- Use a shade visor or hang a light blanket over the side windows in the car. Side and back windows don’t offer as much protection as the front windscreen.
- When buying a pram, check that the hood can be adjusted, so that it can be moved to block out the direct sun. For the best protection, pram shade covers should completely cover the pram and be made of densely woven fabric that combines a mesh section – so the baby can see out and air can circulate – and a shade fabric section. The fabric section should block close to 100% of UV radiation (UPF50+) and the mesh section should block at least 70% of UV radiation (UPF3.3).
More tips on shade.
5. Slide on sunglasses
Sunglasses designed for babies and toddlers may have soft elastic to keep them in place. It is important to choose a style that stays on securely so that the arms don't become a safety hazard.
Some young children may be reluctant to wear sunglasses. You can still help to protect their eyes by putting on a broad-brimmed hat and staying in the shade.
Toy sunglasses do not meet the requirements under the Australian Standard and should not be used for sun protection.
More tips on sunglasses.
Sun protection for babies and toddlers
A baby’s skin is thin, sensitive and can burn easily. Babies under 12 months have very senstive skin and should always be kept in dense shade and out of direct sun during the daily sun protection times (when the UV is 3 or higher).
More information for protecting babies and toddlers.
Sun protection on holidays

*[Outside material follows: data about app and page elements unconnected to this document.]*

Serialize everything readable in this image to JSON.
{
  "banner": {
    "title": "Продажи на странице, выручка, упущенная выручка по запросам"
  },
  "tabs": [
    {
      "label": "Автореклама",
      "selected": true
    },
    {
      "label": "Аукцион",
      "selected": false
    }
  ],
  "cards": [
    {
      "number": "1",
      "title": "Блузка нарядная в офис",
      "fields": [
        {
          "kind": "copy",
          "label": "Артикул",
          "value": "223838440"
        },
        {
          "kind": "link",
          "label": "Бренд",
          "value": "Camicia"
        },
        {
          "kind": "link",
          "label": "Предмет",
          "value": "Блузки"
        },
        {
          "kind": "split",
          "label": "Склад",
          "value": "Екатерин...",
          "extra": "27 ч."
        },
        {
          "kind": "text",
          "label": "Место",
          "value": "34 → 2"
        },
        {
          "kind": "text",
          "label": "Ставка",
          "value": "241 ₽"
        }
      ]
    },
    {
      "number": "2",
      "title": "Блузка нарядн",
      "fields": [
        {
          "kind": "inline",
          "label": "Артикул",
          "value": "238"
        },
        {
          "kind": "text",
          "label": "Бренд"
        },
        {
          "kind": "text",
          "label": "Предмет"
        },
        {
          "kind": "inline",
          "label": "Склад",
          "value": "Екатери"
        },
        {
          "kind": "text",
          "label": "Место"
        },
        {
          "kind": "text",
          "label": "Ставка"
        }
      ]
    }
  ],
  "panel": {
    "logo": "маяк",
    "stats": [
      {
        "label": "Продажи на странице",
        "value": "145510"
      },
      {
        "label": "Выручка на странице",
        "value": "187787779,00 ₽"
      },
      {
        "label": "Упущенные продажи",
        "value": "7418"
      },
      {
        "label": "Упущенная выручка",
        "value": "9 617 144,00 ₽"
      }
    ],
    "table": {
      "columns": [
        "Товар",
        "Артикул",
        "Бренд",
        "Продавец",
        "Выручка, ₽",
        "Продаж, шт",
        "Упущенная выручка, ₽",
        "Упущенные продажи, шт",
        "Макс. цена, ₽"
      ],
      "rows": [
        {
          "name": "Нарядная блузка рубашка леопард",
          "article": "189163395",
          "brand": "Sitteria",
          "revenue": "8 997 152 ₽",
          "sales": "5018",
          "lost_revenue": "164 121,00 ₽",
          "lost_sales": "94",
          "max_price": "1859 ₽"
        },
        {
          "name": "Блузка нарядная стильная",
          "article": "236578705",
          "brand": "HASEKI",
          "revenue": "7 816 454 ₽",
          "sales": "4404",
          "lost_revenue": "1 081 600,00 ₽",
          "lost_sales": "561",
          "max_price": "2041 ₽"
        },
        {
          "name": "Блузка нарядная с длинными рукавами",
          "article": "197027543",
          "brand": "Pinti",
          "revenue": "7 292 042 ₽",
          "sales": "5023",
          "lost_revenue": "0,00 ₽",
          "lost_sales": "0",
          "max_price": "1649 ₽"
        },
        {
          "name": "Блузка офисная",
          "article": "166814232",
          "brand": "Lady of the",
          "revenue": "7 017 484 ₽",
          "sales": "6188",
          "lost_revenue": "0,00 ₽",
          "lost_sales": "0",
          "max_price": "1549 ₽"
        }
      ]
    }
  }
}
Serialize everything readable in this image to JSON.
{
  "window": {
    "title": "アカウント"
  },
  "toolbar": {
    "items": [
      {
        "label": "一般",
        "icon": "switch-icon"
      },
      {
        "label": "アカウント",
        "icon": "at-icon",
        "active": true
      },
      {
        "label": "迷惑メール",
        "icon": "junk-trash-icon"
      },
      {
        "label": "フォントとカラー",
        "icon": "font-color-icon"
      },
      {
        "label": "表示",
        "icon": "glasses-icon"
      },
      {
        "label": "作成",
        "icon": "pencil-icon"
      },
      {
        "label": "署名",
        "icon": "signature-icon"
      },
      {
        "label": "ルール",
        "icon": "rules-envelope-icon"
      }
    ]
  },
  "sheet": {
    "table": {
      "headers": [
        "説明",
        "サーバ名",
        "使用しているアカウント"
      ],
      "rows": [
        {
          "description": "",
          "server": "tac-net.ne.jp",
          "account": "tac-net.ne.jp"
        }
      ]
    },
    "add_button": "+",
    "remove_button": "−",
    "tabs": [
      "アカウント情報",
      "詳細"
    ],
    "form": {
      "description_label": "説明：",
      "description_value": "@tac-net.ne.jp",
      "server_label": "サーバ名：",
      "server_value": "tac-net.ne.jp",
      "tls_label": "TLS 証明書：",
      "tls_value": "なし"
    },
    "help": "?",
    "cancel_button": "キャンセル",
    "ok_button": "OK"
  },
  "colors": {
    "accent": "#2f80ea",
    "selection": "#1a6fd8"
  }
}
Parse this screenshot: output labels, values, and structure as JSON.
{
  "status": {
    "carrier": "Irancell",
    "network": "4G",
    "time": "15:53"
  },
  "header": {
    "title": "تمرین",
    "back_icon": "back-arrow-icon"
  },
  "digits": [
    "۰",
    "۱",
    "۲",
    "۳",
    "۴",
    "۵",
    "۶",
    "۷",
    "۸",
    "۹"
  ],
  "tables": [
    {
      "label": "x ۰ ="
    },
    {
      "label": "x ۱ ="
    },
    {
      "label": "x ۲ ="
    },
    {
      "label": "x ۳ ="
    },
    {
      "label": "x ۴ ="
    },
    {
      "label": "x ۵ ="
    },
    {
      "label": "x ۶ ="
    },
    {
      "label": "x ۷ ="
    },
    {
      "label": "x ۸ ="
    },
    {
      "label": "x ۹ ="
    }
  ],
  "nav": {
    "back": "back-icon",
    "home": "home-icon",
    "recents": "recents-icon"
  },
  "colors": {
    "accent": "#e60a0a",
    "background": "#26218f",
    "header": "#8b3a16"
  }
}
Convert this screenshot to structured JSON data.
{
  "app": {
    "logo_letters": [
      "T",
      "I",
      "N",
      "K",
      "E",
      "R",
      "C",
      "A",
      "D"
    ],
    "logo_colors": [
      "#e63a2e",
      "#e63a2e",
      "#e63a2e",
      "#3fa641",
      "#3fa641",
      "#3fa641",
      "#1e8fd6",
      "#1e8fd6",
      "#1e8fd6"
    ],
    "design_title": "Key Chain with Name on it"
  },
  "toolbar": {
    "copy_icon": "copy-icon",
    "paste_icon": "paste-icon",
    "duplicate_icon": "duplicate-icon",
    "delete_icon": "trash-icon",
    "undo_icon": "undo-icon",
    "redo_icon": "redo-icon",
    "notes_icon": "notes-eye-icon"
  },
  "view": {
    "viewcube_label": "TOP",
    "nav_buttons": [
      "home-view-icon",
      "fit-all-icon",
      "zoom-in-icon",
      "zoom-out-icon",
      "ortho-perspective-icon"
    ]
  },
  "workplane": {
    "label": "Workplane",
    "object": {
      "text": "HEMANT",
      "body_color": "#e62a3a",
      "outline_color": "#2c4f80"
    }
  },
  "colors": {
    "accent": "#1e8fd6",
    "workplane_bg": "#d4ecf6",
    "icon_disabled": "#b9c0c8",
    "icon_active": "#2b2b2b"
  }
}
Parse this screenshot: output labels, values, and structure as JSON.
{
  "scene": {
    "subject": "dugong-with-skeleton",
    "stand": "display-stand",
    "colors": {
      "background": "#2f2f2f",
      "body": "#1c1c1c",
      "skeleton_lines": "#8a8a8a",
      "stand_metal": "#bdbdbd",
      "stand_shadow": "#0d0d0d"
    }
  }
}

Holidays often mean lots of time spent having fun outdoors! Remember to check the free SunSmart app wherever you are as the UV can change significantly depending on your location. Whatever the weather or location, if you are spending time outside, check the UV and don't get caught out.